▶ **Component data from apps and pages**:
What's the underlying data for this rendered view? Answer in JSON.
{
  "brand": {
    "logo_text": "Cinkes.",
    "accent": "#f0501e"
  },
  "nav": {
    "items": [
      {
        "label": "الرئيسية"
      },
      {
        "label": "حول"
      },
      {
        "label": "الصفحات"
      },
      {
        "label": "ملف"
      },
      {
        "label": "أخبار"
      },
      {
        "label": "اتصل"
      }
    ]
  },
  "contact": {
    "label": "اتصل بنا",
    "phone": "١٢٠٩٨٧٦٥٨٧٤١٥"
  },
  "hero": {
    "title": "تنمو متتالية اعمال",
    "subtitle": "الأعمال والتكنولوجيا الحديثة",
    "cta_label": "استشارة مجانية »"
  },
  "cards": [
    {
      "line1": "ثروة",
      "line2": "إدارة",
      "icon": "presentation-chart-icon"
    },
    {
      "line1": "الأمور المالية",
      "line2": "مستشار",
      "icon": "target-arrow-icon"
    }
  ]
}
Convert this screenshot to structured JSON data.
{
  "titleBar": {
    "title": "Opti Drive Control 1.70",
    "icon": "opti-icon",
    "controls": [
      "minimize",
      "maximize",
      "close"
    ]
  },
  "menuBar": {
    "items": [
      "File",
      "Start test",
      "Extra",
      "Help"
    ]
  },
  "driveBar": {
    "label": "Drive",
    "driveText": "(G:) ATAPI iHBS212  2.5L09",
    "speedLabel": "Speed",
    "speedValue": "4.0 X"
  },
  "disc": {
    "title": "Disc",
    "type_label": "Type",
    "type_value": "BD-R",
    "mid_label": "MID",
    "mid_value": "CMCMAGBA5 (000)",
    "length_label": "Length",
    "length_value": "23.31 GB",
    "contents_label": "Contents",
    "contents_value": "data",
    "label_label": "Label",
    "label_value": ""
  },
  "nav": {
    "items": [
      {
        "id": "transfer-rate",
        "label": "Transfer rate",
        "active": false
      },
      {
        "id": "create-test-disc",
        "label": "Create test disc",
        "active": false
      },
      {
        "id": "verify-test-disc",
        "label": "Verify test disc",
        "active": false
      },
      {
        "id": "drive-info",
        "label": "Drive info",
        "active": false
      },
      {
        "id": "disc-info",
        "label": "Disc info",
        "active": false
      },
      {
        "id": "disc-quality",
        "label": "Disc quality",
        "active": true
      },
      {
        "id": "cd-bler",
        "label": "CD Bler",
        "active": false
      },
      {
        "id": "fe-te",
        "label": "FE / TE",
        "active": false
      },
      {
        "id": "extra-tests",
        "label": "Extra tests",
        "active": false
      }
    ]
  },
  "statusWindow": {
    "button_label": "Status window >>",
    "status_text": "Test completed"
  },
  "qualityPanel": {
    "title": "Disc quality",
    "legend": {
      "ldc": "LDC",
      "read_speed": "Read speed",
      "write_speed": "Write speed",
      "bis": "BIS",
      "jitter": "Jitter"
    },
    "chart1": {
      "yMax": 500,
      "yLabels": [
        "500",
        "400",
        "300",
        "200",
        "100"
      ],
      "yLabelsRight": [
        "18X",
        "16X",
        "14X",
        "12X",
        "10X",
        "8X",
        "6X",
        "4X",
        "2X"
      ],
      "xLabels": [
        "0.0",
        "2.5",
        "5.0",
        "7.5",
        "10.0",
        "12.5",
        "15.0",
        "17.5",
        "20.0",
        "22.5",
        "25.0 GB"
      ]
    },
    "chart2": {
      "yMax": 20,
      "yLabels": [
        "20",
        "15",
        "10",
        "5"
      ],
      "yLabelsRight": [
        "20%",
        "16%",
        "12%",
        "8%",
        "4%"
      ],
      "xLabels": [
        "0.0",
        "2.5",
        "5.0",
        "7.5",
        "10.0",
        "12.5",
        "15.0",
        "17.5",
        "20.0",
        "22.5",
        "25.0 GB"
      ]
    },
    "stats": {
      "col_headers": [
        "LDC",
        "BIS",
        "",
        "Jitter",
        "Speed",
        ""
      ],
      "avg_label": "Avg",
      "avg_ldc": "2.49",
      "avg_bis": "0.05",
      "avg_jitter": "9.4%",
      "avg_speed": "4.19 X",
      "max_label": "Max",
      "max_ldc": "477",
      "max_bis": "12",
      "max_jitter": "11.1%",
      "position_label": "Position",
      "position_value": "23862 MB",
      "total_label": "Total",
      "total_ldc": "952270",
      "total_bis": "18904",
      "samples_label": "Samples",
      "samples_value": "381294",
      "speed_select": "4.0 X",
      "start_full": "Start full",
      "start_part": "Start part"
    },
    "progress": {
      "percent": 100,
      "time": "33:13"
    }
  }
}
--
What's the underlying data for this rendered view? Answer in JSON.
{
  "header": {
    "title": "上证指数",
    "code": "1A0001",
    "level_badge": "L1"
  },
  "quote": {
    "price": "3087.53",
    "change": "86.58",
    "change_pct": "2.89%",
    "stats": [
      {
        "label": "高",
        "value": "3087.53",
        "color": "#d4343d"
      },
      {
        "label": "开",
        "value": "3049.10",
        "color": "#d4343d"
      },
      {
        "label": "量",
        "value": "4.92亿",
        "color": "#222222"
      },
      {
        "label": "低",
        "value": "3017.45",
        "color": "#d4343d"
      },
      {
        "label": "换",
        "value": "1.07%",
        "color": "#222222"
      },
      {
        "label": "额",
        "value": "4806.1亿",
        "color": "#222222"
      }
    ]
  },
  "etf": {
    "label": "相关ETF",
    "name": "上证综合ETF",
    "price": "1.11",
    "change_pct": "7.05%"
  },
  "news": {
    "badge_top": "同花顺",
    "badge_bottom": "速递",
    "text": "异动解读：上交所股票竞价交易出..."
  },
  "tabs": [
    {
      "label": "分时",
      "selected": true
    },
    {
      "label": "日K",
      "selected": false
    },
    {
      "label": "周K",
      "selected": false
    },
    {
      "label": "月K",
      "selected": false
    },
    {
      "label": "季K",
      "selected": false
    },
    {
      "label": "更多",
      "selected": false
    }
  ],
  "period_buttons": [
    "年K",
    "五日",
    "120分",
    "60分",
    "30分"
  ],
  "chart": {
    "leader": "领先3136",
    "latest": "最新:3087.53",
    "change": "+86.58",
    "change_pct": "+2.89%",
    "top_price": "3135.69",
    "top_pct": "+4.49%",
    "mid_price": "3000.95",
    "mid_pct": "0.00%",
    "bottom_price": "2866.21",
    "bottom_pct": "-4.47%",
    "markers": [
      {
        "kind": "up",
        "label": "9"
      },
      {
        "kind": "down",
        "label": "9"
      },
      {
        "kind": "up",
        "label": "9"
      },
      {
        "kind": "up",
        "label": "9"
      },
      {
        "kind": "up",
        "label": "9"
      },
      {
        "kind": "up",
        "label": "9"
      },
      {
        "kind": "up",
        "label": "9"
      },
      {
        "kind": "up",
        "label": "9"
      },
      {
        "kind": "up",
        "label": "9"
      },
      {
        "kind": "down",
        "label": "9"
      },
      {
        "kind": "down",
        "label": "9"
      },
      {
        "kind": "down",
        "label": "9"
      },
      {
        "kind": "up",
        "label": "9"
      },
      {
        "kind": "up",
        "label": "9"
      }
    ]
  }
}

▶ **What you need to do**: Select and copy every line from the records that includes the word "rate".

▶ **Result of this task**:
        "id": "transfer-rate",
        "label": "Transfer rate",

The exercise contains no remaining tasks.